Infracalcaneal bursitis (inflammation of the bursa below the calcaneus, or heel bone) is one of the most common types of bursitis in the foot. Infracalcaneal bursitis can sometimes be difficult to
differentiate from plantar fasciosis-another condition that causes pain below the heel. The key difference is that infracalcaneal bursitis tends to be worse at the end of the day whereas plantar
fascia pain tends to be worse in the morning, immediately upon waking.
Age. Bursitis is more common during middle age due to repetitive activities that put wear and tear on the body over time. Certain activities or occupations. If your job or hobby involves repetitive
motion or puts pressure on bursae, you have a higher likelihood of developing bursitis. Reaching overhead, leaning elbows on arm rests, crossing your legs, laying carpet, setting tile, gardening,
biking, playing baseball and ice skating are some activities that, when repeated very often, can put you at increased risk of developing bursitis. Sports in which you may get hit in the knee or fall
to the knees, such as football, can also increase the risk. Some medical or health conditions. Rheumatoid arthritis, osteoarthritis, gout, thyroid disease, diabetes, alcoholism and some
immunosuppressive disorders can increase the risk of bursitis. The reasons can vary, from cartilage breakdown around joints (arthritis) to crystals in the bursa that cause inflammation (gout).
Wearing high heels. Posterior Achilles tendon bursitis occurs when the bursa located between the skin and the Achilles tendon (the band of tissue that attaches the calf muscle to the heel bone)
becomes inflamed. High heels are often to blame for this, the stiff heel can put direct pressure on the bursa between the skin and the Achilles tendon.
Symptoms of bursitis usually occur after rest and relaxation. Upon activity there is usually more intense pain in the area of the bursa. The common areas to have a bursitis in the foot are in the
bottom of the heel, behind the heel near the attachment of the Achilles Tendon as well as along the side of a bunion. A bursa may also form in multiple areas especially along the metatarsal heads, or
"ball" of your foot. You may actually feel the sac like fluid when rubbing the area of pain.
Before making a diagnosis of retrocalcaneal bursitis, a doctor must rule out other possible problems, such as arthritis, a fracture or tumor. A doctor also will try to determine if the Achilles
tendon itself is a source of pain. To make a diagnosis, a doctor will use some or all of the diagnostic tools below Patient interview. A doctor will ask a patient about medical history, and to
describe the onset of his or her symptoms, the pattern of pain and swelling, and how symptoms affect lifestyle. For example, doctors may ask patients what types of shoes they wear and what they do
for exercise. A patient's reported symptoms are important to diagnosis and treatment. The doctor will also ask what home treatments have helped the condition. Physical exam. A doctor will examine the
patient's foot, noting swelling, tenderness and pain points, and range of motion. The doctor also may ask the patient to point and flex the feet and stand on his or her toes.

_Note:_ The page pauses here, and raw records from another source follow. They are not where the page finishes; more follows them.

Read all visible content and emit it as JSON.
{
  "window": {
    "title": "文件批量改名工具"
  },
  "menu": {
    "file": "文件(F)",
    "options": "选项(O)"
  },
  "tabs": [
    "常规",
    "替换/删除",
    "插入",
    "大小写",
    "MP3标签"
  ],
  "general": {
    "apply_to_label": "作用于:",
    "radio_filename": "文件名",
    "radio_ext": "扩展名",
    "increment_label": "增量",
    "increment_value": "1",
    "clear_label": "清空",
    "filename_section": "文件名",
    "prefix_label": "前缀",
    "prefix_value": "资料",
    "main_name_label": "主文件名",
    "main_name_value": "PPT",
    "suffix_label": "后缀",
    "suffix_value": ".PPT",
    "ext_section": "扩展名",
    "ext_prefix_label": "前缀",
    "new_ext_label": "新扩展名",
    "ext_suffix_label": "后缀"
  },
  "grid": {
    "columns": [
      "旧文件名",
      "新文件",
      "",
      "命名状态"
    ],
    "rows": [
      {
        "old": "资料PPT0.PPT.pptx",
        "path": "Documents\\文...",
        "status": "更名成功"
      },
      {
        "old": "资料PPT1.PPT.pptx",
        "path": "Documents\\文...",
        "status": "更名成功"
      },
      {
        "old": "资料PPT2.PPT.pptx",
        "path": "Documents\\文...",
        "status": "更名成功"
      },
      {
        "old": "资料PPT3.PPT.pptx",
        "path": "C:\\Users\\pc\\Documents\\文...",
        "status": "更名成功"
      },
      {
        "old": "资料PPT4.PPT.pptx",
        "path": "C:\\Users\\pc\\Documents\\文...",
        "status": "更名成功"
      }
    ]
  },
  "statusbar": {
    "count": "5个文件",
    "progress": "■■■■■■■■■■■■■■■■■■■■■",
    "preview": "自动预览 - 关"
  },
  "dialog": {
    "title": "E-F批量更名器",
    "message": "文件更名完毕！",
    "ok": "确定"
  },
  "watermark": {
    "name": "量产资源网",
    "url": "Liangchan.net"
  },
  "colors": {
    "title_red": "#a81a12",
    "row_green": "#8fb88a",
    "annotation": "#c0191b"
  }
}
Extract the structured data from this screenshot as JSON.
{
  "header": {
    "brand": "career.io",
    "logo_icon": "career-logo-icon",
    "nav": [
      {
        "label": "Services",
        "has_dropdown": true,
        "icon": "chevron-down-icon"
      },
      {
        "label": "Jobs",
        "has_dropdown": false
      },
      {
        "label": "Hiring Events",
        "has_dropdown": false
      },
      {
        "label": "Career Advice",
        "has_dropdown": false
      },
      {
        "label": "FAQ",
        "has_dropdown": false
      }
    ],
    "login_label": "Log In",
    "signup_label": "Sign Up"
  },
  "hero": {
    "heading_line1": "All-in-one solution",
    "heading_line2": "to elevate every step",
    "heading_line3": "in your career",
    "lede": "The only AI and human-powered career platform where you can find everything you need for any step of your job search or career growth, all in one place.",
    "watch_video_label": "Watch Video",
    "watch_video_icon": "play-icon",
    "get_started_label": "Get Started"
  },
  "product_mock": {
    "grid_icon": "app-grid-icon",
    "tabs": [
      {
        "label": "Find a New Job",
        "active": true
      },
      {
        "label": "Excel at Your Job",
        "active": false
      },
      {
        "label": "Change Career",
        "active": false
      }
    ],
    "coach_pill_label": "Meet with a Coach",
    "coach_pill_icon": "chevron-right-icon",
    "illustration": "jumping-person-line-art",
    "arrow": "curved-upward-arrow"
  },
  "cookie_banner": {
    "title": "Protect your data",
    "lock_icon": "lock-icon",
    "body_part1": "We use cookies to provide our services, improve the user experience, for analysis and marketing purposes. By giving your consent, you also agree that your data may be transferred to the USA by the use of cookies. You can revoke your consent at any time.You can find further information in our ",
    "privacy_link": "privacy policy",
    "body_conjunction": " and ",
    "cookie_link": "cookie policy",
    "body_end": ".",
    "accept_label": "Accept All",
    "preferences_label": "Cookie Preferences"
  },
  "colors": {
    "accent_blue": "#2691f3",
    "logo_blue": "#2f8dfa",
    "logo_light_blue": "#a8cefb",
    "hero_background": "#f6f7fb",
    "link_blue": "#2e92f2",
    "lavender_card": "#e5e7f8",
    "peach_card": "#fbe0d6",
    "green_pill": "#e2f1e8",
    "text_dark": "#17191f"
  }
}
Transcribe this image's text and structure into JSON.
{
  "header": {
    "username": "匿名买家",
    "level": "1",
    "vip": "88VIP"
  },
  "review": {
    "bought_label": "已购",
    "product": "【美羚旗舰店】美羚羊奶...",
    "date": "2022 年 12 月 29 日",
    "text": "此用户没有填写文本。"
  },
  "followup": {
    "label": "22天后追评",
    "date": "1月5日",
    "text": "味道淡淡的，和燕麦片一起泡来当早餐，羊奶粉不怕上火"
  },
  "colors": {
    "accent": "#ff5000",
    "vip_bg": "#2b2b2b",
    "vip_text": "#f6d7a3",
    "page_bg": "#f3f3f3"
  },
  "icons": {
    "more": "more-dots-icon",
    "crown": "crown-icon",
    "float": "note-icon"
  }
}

Non Surgical Treatment
In some cases, physicians may recommend drugs or medications like NSAIDs (non-steroidal anti-inflamatory drugs) to manage pain and inflammation. Alternative medications like cortisone injections are
NOT advised for any type of Achilles Tendon injury or condition. This is because there is an increased risk of rupture of the tendon following a cortisone injection. Medical evidence shows that
cortisone shots can damage the surrounding tissue, fray the Achilles tendon, and even trigger a rupture. Most side effects are temporary, but skin weakening (atrophy) and lightening of the skin
(depigmentation) can be permanent.
Protect that part of the body that may be most vulnerable, If you have to kneel a lot, get some knee pads. Elbow braces can protect tennis and golf players. If you are an athlete or avid walker,
invest in some good walking or running shoes. When doing repetitive tasks have breaks. Apart from taking regular breaks, try varying your movements so that you are using different parts of your body.
Warm up before exercise. Before any type of vigorous exercise you should warm up for at least 5 to 10 minutes. The warm up could include walking at a good speed, slow jogging, or a cycling machine.
Strong muscles add extra protection to the area. If you strengthen the muscles in the area where you had bursitis (after you are better), especially the area around the joint, you will have extra
protection from injury. Make sure you do this well after your bursitis has gone completely.